Some of the chemicals lure are used to lure bees to traps used by bee researchers - thank goodness I did my research first. In this quest to learn more about all these essential oils and bee versus beetle lures, I reached out to a mentor of mine.

I LOVE having mentors. I was a very high maintenance newbee - I was always asking questions and visiting with ideas. That behavior slowed down a lot until this past year. I'm back asking a whole new level of question.

And I am on the other end of mentoring now.
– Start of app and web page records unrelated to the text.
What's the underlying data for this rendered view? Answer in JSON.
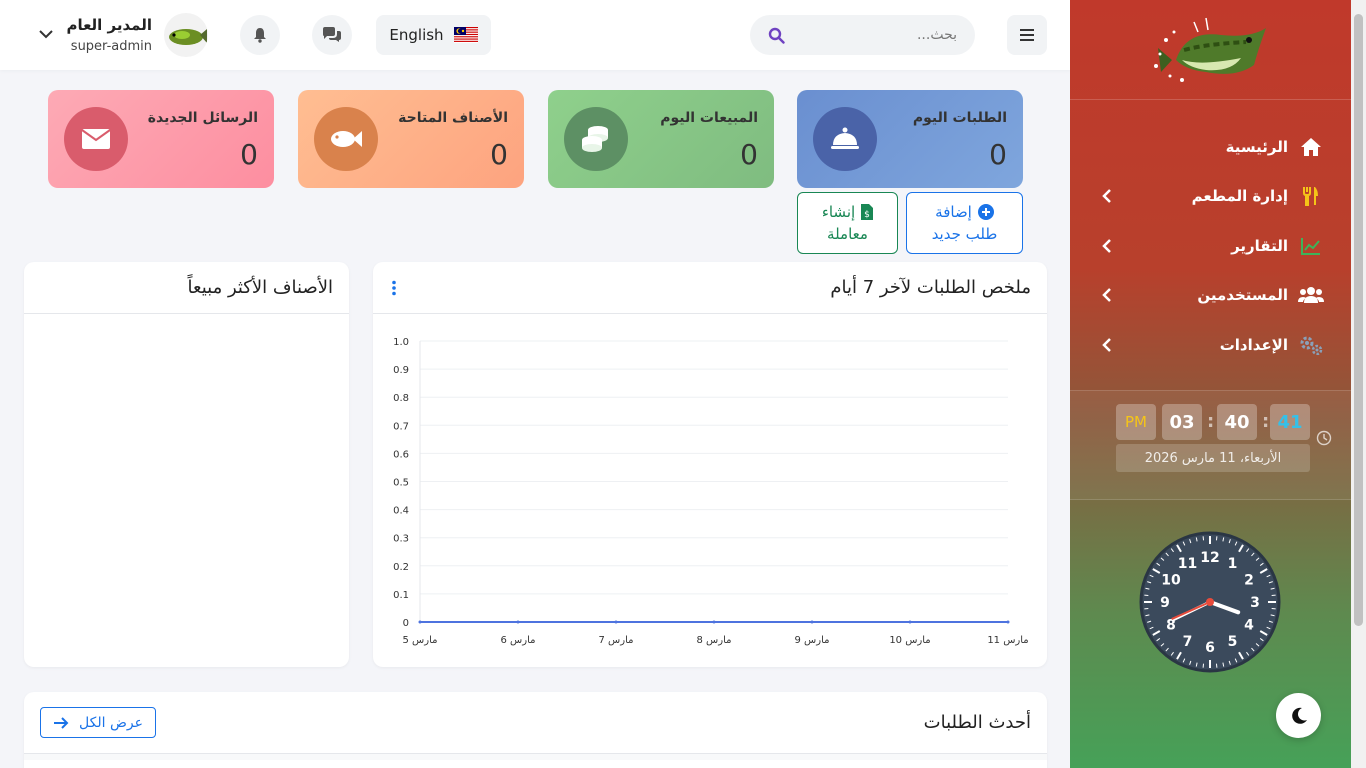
{
  "topbar": {
    "search_placeholder": "بحث...",
    "language_label": "English",
    "user": {
      "name": "المدير العام",
      "role": "super-admin"
    }
  },
  "stats": [
    {
      "title": "الطلبات اليوم",
      "value": "0",
      "bg": "#7a9fd6",
      "icon_bg": "#4a63a8",
      "icon": "bell-icon"
    },
    {
      "title": "المبيعات اليوم",
      "value": "0",
      "bg": "#8fd08c",
      "icon_bg": "#5d9064",
      "icon": "coins-icon"
    },
    {
      "title": "الأصناف المتاحة",
      "value": "0",
      "bg": "#fdb08a",
      "icon_bg": "#d9824c",
      "icon": "fish-icon"
    },
    {
      "title": "الرسائل الجديدة",
      "value": "0",
      "bg": "#fd9fae",
      "icon_bg": "#d95c6c",
      "icon": "envelope-icon"
    }
  ],
  "actions": {
    "add_order": {
      "line1": "إضافة",
      "line2": "طلب جديد"
    },
    "create_transaction": {
      "line1": "إنشاء",
      "line2": "معاملة"
    }
  },
  "cards": {
    "orders_summary_title": "ملخص الطلبات لآخر 7 أيام",
    "top_items_title": "الأصناف الأكثر مبيعاً",
    "latest_orders_title": "أحدث الطلبات",
    "view_all_label": "عرض الكل"
  },
  "chart_data": {
    "type": "line",
    "x": [
      "5 مارس",
      "6 مارس",
      "7 مارس",
      "8 مارس",
      "9 مارس",
      "10 مارس",
      "11 مارس"
    ],
    "series": [
      {
        "values": [
          0,
          0,
          0,
          0,
          0,
          0,
          0
        ]
      }
    ],
    "ylim": [
      0,
      1
    ],
    "yticks": [
      "0",
      "0.1",
      "0.2",
      "0.3",
      "0.4",
      "0.5",
      "0.6",
      "0.7",
      "0.8",
      "0.9",
      "1.0"
    ],
    "grid": true,
    "line_color": "#4e73df"
  },
  "sidebar": {
    "items": [
      {
        "label": "الرئيسية",
        "icon": "home-icon",
        "has_arrow": false
      },
      {
        "label": "إدارة المطعم",
        "icon": "utensils-icon",
        "has_arrow": true
      },
      {
        "label": "التقارير",
        "icon": "chart-line-icon",
        "has_arrow": true
      },
      {
        "label": "المستخدمين",
        "icon": "users-icon",
        "has_arrow": true
      },
      {
        "label": "الإعدادات",
        "icon": "cogs-icon",
        "has_arrow": true
      }
    ],
    "clock": {
      "hours": "03",
      "minutes": "40",
      "seconds": "41",
      "ampm": "PM",
      "date": "الأربعاء، 11 مارس 2026"
    }
  },
  "analog_clock": {
    "hour_hand_hours": 3.67,
    "minute_hand_minutes": 40.7,
    "second_hand_seconds": 41
  },
  "colors": {
    "accent_blue": "#1a73e8",
    "green": "#198754",
    "sidebar_top": "#c0392b",
    "sidebar_bottom": "#46a158"
  }
}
There are some newbees who need a mentor and I know a speck more than they do so I've been in hives, answering questions, and demonstrating techniques.

My mentees are the BEST!! They ask great questions, are willing to try new things, and don't mind me saying when I don't know the answer. We've dealt with queenlessness, honey extraction, and wood versus plastic issues.

I will ALWAY need my mentors - being a beekeeper means saying curious, learning new things, and being willing to try something new. Having other experienced beekeepers to talk out ideas with is a great resource.

And I love my new role too. It is my honor and privilege to be that mentor back to new beekeepers.

Monday, July 11, 2016

Ask A Beekeeper: Mountain Laurel

I get lots of honey related question as a beekeeper and this question was asked by a fellow beekeeper C!

Does Mountain Laurel make honey toxic?

The simple answer is yes it does, but there are two reasons not to worry about it.

First, bees don't seem to like Mountain Laurel much and will use other nectar sources first. If it is a really dry year, they may seek out the Mountain Laurel but  in most years it accounts for a tiny fraction of a portion of the nectar used to make a given hive's honey.  For most folks you have to consume a vast amount of the honey to get sick.

Second, the honey that bees make from Mountain Laurel is bitter. Most people are very unlikely to consume over a cup of the bitter honey to get sick.

One of the best discussions about toxic honey I've seen comes from a regional beekeeping group, the Picken's County Beekeepers. Check out the details here.